Jesus’ prayer during the Last Supper was the theme of Benedict XVI’s catechesis during one of his general audiences this past week.
The Pope explained how the emotional backdrop to the Last Supper, in which Jesus bade farewell to His friends, was the immanence of His approaching death. Moreover, in the days in which He was preparing to leave His disciples, the life of the Jewish people was marked by the approaching Passover, the commemoration of the liberation of Israel from Egypt.
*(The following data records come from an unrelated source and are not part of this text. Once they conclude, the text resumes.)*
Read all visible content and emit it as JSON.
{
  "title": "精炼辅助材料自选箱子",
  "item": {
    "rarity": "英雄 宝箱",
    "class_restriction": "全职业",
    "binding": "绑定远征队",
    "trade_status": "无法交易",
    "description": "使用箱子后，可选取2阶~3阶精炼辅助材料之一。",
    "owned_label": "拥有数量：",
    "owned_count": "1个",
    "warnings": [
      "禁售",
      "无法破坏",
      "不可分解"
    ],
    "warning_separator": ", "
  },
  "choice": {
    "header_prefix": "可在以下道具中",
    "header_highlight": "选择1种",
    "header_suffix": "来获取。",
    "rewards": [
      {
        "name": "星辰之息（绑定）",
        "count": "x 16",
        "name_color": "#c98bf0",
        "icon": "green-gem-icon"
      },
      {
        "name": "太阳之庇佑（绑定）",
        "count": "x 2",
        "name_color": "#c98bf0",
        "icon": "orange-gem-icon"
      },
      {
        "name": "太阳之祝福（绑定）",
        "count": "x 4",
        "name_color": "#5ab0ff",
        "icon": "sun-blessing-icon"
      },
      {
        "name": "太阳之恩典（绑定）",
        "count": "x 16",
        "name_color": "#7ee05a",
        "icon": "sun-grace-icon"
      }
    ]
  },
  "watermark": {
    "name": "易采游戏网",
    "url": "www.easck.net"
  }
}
“It was in this context that the Last Supper took place”, the Holy Father said, “but with an important novelty”. Jesus “wanted the Supper with His disciples to be something special, different from other gatherings. It was His Supper, in which He gave something completely new: Himself. Thus Jesus celebrated the Passover as an anticipation of His Cross and Resurrection”.
The essence of the Last Supper lay in “the gestures of breaking and distributing the bread, and sharing the cup of wine, with the words that accompanied them and the context of prayer in which they took place. This was the institution of the Eucharist: the great prayer of Jesus and the Church”. The words the Evangelists use to describe that moment “recall the Jewish ‘berakha’; that is, the great prayer of thanksgiving and blessing which, in the tradition of Israel, is used to inaugurate important ceremonies. … That prayer of praise and thanks rises up to God and returns as a blessing. … The words of the institution of the Eucharist were pronounced in this context of prayer. The praise and thanksgiving of the ‘berakha’ became blessing and transformed the bread and wine into the Body and Blood of Jesus”.
Jesus’ gestures were the traditional gestures of hospitality which a host would extend to his guests, but in the Last Supper they acquired a more profound significance, Pope Benedict explained. Christ provided “a visible sign of welcome to the table upon which God gives Himself. In the bread and the wine, Jesus offered and communicated His own Self”. Aware of His approaching death, “He offered in advance the life that would shortly be taken from Him, thus transforming His violent death into a free act of the giving of Self, for others and to others. The violence He suffered became an active, free and redemptive sacrifice”.
“In contemplating Jesus’ words and gestures that night, we can clearly see that it was in His intimate and constant relationship with the Father that He accomplished the gesture of leaving to His followers, and to all of us, the Sacrament of love”, said the Pope. During the Last Supper Jesus also prayed for His disciples, who likewise had to suffer harsh trials. With that prayer “He supported them in their weakness, their difficulty in understanding that the way of God had to pass through the Paschal mystery of death and resurrection, which was anticipated in the offer of bread and wine. The Eucharist is the food of pilgrims, a source of strength also for those who are tired, weary and disoriented”.
Benedict XVI went on: “By participating in the Eucharist we have an extraordinary experience of the prayer which Jesus made, and continues to make for us all, that the evil we encounter in our lives may not triumph, and that the transforming power of Christ’s death and resurrection may act within each of us. In the Eucharist the Church responds to Jesus’ command to ‘do this in remembrance of me’, she repeats the prayer of thanksgiving and blessing and, therewith, the words of transubstantiation of the bread and wine into the Body and Blood of the Lord. Our Eucharistic celebrations draw us into that moment of prayer, uniting us ever and anew to the prayer of Jesus”.
“Let us ask the Lord that, after due preparation also with the Sacrament of Penance, our participation in the Eucharist, which is indispensable for Christian life, may always remain the apex of all our prayers”, the Pope concluded. “Let us ask that, profoundly united in His offering to the Father, we too can transform our crosses into a free and responsible sacrifice of love, for God and for our fellows”.